DScott

Honestly, If you have a solid financial plan then there should be no reason that you need to work past retirement age or even sooner. There are so many tools online such as ontrajectory and other websites that can help you stay on track and project your savings and income through advanced data analytics. Once you do that then the rest is simply adhering to your disciplined retirement strategy.

Guest's picture
Guest

Washing a dog pays more than being a vet tech with medical training? What is your source on that info?

Guest's picture
IBikeNYC

Ya REALLY need a Bachelor's to be a wedding planner?!

Guest's picture
#bernnotice

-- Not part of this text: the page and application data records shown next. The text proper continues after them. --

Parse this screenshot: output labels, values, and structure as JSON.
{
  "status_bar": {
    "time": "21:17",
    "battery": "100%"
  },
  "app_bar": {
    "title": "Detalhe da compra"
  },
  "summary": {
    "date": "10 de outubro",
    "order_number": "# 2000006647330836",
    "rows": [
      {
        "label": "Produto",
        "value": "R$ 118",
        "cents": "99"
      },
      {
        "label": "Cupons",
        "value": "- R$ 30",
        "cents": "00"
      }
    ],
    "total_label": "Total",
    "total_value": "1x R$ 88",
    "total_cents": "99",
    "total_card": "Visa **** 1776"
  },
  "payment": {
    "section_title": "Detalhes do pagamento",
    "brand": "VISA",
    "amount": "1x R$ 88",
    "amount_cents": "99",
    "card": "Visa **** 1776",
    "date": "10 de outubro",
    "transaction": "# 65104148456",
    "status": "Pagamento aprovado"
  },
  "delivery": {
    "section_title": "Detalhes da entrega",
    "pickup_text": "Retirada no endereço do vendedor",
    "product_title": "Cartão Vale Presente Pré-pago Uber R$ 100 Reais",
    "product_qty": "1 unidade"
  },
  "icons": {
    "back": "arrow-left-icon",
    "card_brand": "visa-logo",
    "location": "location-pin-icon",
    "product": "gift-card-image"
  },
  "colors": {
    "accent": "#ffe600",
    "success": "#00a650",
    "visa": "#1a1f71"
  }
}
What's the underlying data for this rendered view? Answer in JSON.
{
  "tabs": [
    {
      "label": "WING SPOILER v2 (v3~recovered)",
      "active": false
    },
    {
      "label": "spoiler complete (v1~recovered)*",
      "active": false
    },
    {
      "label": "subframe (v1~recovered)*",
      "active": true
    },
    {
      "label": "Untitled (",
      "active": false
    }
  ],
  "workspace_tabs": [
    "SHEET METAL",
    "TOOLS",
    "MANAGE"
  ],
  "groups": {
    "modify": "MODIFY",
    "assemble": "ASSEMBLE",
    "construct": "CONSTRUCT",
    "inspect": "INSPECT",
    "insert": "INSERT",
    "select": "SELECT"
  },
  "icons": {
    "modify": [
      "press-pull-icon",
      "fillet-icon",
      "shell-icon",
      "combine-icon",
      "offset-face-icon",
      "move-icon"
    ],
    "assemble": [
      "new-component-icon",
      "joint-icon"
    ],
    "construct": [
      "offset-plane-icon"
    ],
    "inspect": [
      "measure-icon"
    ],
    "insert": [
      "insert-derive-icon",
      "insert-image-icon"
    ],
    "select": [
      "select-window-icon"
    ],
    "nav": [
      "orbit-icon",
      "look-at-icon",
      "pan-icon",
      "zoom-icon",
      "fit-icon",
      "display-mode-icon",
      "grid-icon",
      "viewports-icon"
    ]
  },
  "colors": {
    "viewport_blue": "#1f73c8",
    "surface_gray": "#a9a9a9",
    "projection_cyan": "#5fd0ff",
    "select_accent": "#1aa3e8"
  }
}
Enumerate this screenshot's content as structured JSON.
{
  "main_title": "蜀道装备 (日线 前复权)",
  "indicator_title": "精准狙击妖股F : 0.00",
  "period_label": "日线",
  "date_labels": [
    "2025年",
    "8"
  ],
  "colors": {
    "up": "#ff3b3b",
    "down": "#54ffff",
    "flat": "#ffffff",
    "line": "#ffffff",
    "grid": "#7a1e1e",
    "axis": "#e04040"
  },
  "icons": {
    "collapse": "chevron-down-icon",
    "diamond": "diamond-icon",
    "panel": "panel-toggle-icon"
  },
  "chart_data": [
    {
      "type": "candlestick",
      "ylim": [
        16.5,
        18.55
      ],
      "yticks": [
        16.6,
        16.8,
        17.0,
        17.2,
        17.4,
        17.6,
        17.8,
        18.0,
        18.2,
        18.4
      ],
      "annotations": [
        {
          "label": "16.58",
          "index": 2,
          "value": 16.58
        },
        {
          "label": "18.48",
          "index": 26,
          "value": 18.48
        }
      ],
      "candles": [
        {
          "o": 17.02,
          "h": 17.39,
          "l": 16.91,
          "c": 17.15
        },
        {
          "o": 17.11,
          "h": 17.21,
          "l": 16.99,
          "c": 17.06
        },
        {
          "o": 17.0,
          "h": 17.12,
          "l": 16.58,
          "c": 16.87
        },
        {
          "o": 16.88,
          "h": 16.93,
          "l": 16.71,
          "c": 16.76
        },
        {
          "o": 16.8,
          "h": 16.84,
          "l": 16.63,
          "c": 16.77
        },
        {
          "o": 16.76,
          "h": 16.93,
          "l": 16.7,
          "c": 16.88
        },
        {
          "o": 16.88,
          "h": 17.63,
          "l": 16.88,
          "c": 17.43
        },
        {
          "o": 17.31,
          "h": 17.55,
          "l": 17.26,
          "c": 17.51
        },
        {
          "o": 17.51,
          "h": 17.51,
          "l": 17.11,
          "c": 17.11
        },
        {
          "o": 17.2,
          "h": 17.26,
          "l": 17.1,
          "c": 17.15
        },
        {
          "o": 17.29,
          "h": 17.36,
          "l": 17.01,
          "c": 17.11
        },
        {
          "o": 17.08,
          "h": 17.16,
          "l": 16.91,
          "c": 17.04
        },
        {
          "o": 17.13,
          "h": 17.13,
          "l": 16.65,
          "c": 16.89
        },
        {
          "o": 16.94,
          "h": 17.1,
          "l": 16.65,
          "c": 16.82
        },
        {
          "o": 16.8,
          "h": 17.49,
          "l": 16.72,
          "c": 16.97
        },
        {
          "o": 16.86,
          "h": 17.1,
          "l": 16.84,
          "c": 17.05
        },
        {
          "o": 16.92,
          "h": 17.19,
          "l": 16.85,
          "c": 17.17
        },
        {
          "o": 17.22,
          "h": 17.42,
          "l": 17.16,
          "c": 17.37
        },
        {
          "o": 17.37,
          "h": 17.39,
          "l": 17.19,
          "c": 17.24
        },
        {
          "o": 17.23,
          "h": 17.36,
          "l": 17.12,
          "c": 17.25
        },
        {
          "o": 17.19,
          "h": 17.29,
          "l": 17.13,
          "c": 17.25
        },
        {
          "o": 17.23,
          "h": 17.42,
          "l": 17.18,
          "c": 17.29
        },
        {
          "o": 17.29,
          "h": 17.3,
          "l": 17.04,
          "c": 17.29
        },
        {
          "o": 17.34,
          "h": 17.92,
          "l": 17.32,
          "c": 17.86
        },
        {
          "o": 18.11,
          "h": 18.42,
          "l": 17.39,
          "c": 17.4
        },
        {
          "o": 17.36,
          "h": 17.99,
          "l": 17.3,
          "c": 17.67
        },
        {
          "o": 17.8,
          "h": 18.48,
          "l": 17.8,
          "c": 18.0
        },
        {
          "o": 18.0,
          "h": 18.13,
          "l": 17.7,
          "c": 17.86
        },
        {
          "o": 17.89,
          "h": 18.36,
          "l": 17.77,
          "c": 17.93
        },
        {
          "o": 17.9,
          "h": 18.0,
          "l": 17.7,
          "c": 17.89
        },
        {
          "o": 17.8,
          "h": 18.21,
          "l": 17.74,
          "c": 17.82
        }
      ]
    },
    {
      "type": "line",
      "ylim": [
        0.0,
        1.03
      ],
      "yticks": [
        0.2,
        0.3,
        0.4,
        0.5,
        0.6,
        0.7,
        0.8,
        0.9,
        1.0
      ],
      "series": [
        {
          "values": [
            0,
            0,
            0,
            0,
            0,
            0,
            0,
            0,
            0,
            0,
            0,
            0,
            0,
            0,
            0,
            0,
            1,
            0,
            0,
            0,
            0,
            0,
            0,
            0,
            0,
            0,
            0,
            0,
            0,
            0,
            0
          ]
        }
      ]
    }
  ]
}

I work for a nonprofit that just started a substance abuse program for underserved rural youth in Kentucky. Without a doubt, this is the best job I've ever had and wouldn't trade it for the world. I believe in what we do and it is tremendously rewarding. I am a single parent with a bachelor's degree in my mid-40's. That said, my salary is 31,999 a year.

Guest's picture
Guest

I wanna model